Extracted entries:

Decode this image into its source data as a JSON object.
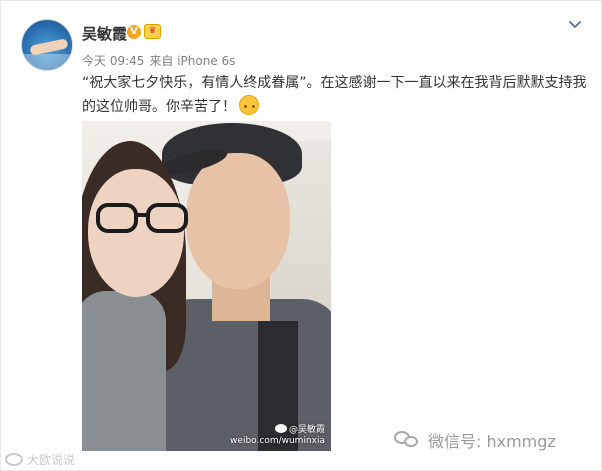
{
  "post": {
    "username": "吴敏霞",
    "verified_icon": "verified-v-icon",
    "verified_symbol": "V",
    "level_icon": "member-badge-icon",
    "level_symbol": "♛",
    "time": "今天 09:45",
    "source": "来自 iPhone 6s",
    "text_line1": "“祝大家七夕快乐，有情人终成眷属”。在这感谢一下一直以来在我背后默默支持我",
    "text_line2": "的这位帅哥。你辛苦了！",
    "emoji": "hug-emoji",
    "menu_icon": "chevron-down-icon"
  },
  "photo": {
    "watermark_handle": "@吴敏霞",
    "watermark_url": "weibo.com/wuminxia"
  },
  "overlay": {
    "wechat_text": "微信号: hxmmgz",
    "corner_text": "大欧说说"
  },
  "colors": {
    "username": "#333333",
    "meta": "#808080",
    "verified": "#f6a623",
    "wechat_text": "#9a9a9a"
  }
}
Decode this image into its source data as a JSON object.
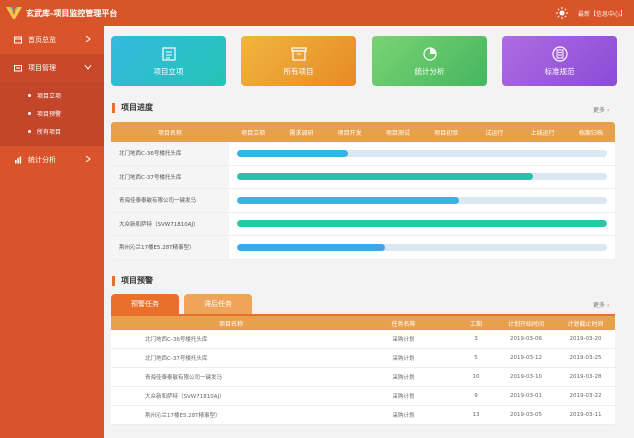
{
  "header": {
    "title": "玄武库-项目监控管理平台",
    "user_text": "最新【信息中心】"
  },
  "sidebar": {
    "items": [
      {
        "label": "首页总览"
      },
      {
        "label": "项目管理"
      },
      {
        "label": "统计分析"
      }
    ],
    "sub_items": [
      {
        "label": "项目立项"
      },
      {
        "label": "项目预警"
      },
      {
        "label": "所有项目"
      }
    ]
  },
  "cards": [
    {
      "label": "项目立项",
      "icon": "project-setup-icon"
    },
    {
      "label": "所有项目",
      "icon": "box-icon"
    },
    {
      "label": "统计分析",
      "icon": "pie-chart-icon"
    },
    {
      "label": "标准规范",
      "icon": "document-icon"
    }
  ],
  "progress": {
    "title": "项目进度",
    "more": "更多",
    "name_header": "项目名称",
    "stages": [
      "项目立项",
      "需求调研",
      "项目开发",
      "项目测试",
      "项目初验",
      "试运行",
      "上线运行",
      "档案归档"
    ],
    "rows": [
      {
        "name": "北门地西C-36号楼托头库",
        "percent": 30,
        "color": "#35b2e8"
      },
      {
        "name": "北门地西C-37号楼托头库",
        "percent": 80,
        "color": "#22c4b0"
      },
      {
        "name": "青海佳泰泰敏有限公司一键发马",
        "percent": 60,
        "color": "#32b6e0"
      },
      {
        "name": "大众新和萨特（SVW71810AJ）",
        "percent": 100,
        "color": "#27c9a5"
      },
      {
        "name": "荆州沁兰17楼E5.28T精事型）",
        "percent": 40,
        "color": "#3aa8ea"
      }
    ]
  },
  "warning": {
    "title": "项目预警",
    "more": "更多",
    "tabs": [
      "预警任务",
      "滞后任务"
    ],
    "headers": {
      "name": "项目名称",
      "task": "任务名称",
      "duration": "工期",
      "start": "计划开始时间",
      "end": "计划截止时间"
    },
    "rows": [
      {
        "name": "北门地西C-36号楼托头库",
        "task": "采购计划",
        "duration": "3",
        "start": "2019-03-06",
        "end": "2019-03-20"
      },
      {
        "name": "北门地西C-37号楼托头库",
        "task": "采购计划",
        "duration": "5",
        "start": "2019-03-12",
        "end": "2019-03-25"
      },
      {
        "name": "青海佳泰泰敏有限公司一键发马",
        "task": "采购计划",
        "duration": "10",
        "start": "2019-03-10",
        "end": "2019-03-28"
      },
      {
        "name": "大众新和萨特（SVW71810AJ）",
        "task": "采购计划",
        "duration": "9",
        "start": "2019-03-01",
        "end": "2019-03-22"
      },
      {
        "name": "荆州沁兰17楼E5.28T精事型）",
        "task": "采购计划",
        "duration": "13",
        "start": "2019-03-05",
        "end": "2019-03-11"
      }
    ]
  }
}
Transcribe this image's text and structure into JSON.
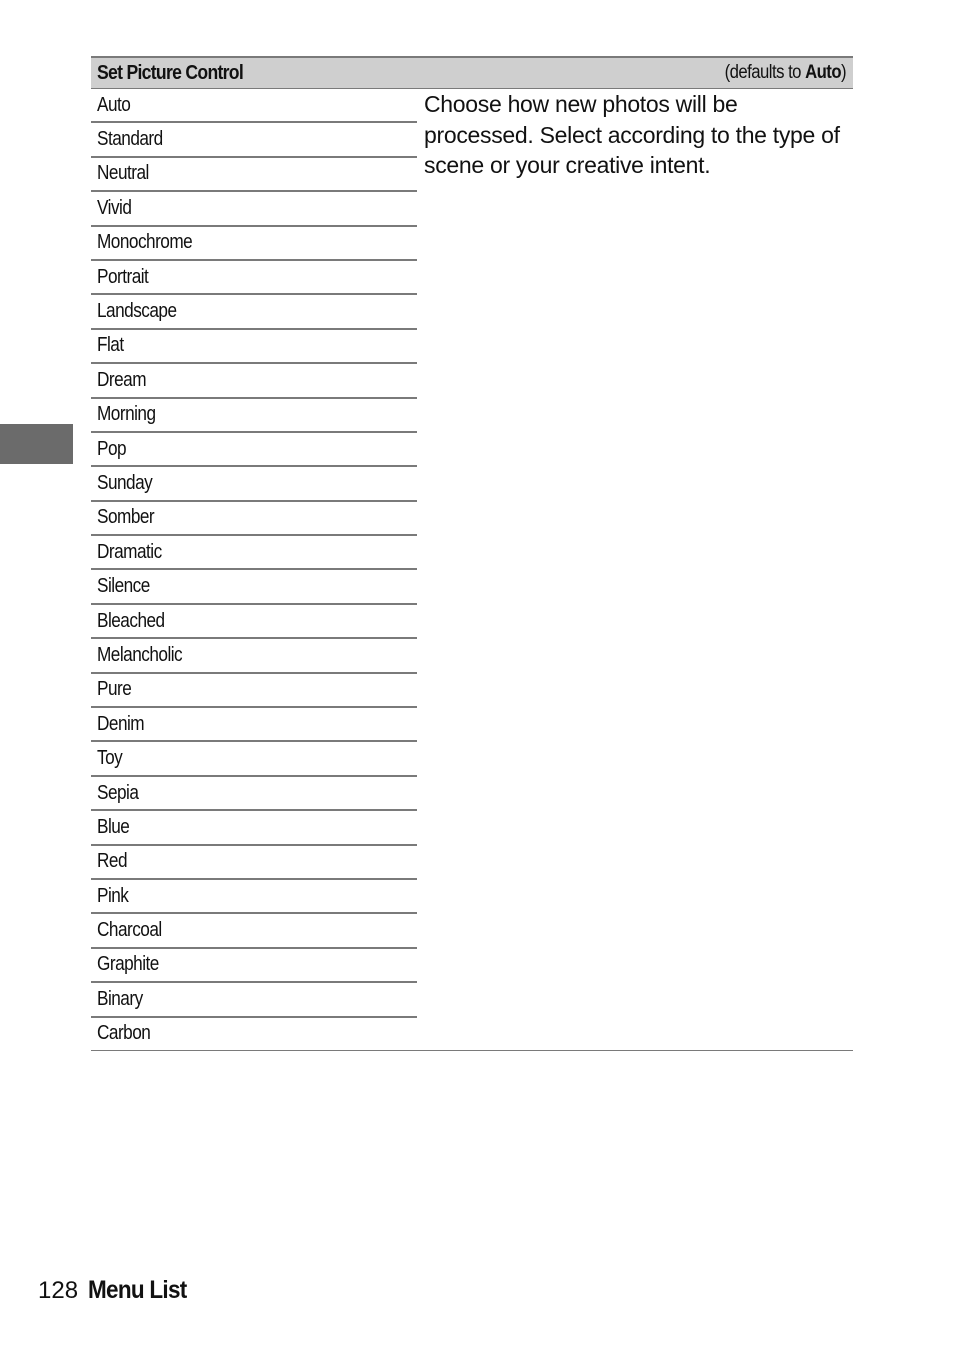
{
  "header": {
    "title": "Set Picture Control",
    "default_prefix": "(defaults to ",
    "default_value": "Auto",
    "default_suffix": ")"
  },
  "options": [
    "Auto",
    "Standard",
    "Neutral",
    "Vivid",
    "Monochrome",
    "Portrait",
    "Landscape",
    "Flat",
    "Dream",
    "Morning",
    "Pop",
    "Sunday",
    "Somber",
    "Dramatic",
    "Silence",
    "Bleached",
    "Melancholic",
    "Pure",
    "Denim",
    "Toy",
    "Sepia",
    "Blue",
    "Red",
    "Pink",
    "Charcoal",
    "Graphite",
    "Binary",
    "Carbon"
  ],
  "description": "Choose how new photos will be processed. Select according to the type of scene or your creative intent.",
  "footer": {
    "page_number": "128",
    "section": "Menu List"
  }
}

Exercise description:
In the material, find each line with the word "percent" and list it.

Answer for the task:
        "percent": 30,
        "percent": 80,
        "percent": 60,
        "percent": 100,
        "percent": 40,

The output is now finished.